§ **TASK INPUTS**:
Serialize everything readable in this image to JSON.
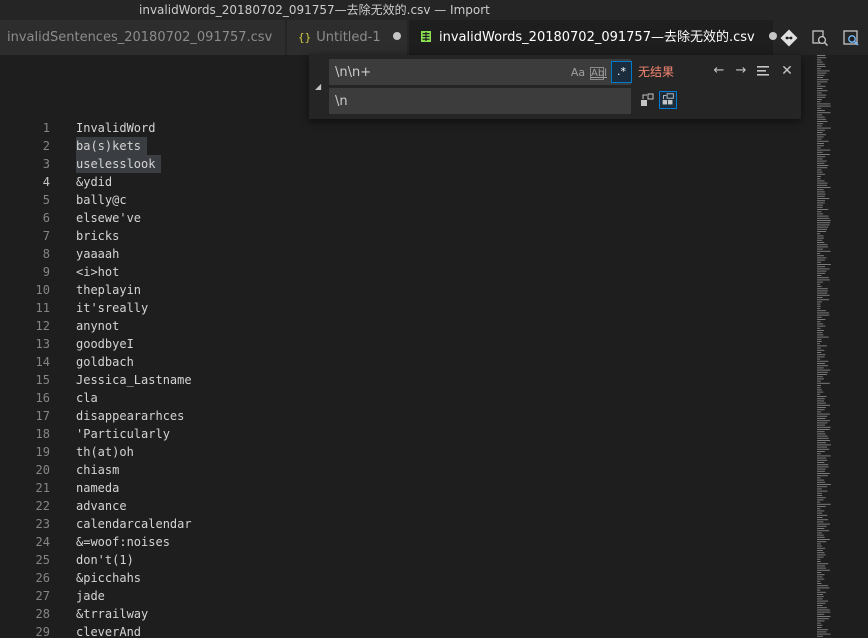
{
  "window": {
    "title": "invalidWords_20180702_091757—去除无效的.csv — Import"
  },
  "tabs": [
    {
      "label": "invalidSentences_20180702_091757.csv"
    },
    {
      "icon": "{}",
      "label": "Untitled-1"
    },
    {
      "label": "invalidWords_20180702_091757—去除无效的.csv"
    }
  ],
  "find": {
    "query": "\\n\\n+",
    "replace": "\\n",
    "match_case": "Aa",
    "whole_word": "Abl",
    "regex": ".*",
    "status": "无结果"
  },
  "editor": {
    "active_line": 4,
    "highlighted_lines": [
      2,
      3
    ],
    "lines": [
      {
        "n": "1",
        "text": "InvalidWord"
      },
      {
        "n": "2",
        "text": "ba(s)kets"
      },
      {
        "n": "3",
        "text": "uselesslook"
      },
      {
        "n": "4",
        "text": "&ydid"
      },
      {
        "n": "5",
        "text": "bally@c"
      },
      {
        "n": "6",
        "text": "elsewe've"
      },
      {
        "n": "7",
        "text": "bricks"
      },
      {
        "n": "8",
        "text": "yaaaah"
      },
      {
        "n": "9",
        "text": "<i>hot"
      },
      {
        "n": "10",
        "text": "theplayin"
      },
      {
        "n": "11",
        "text": "it'sreally"
      },
      {
        "n": "12",
        "text": "anynot"
      },
      {
        "n": "13",
        "text": "goodbyeI"
      },
      {
        "n": "14",
        "text": "goldbach"
      },
      {
        "n": "15",
        "text": "Jessica_Lastname"
      },
      {
        "n": "16",
        "text": "cla"
      },
      {
        "n": "17",
        "text": "disappeararhces"
      },
      {
        "n": "18",
        "text": "'Particularly"
      },
      {
        "n": "19",
        "text": "th(at)oh"
      },
      {
        "n": "20",
        "text": "chiasm"
      },
      {
        "n": "21",
        "text": "nameda"
      },
      {
        "n": "22",
        "text": "advance"
      },
      {
        "n": "23",
        "text": "calendarcalendar"
      },
      {
        "n": "24",
        "text": "&=woof:noises"
      },
      {
        "n": "25",
        "text": "don't(1)"
      },
      {
        "n": "26",
        "text": "&picchahs"
      },
      {
        "n": "27",
        "text": "jade"
      },
      {
        "n": "28",
        "text": "&trrailway"
      },
      {
        "n": "29",
        "text": "cleverAnd"
      }
    ]
  }
}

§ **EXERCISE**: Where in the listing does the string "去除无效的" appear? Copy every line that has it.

§ **ANSWER BOX**:
    "title": "invalidWords_20180702_091757—去除无效的.csv — Import"
      "label": "invalidWords_20180702_091757—去除无效的.csv"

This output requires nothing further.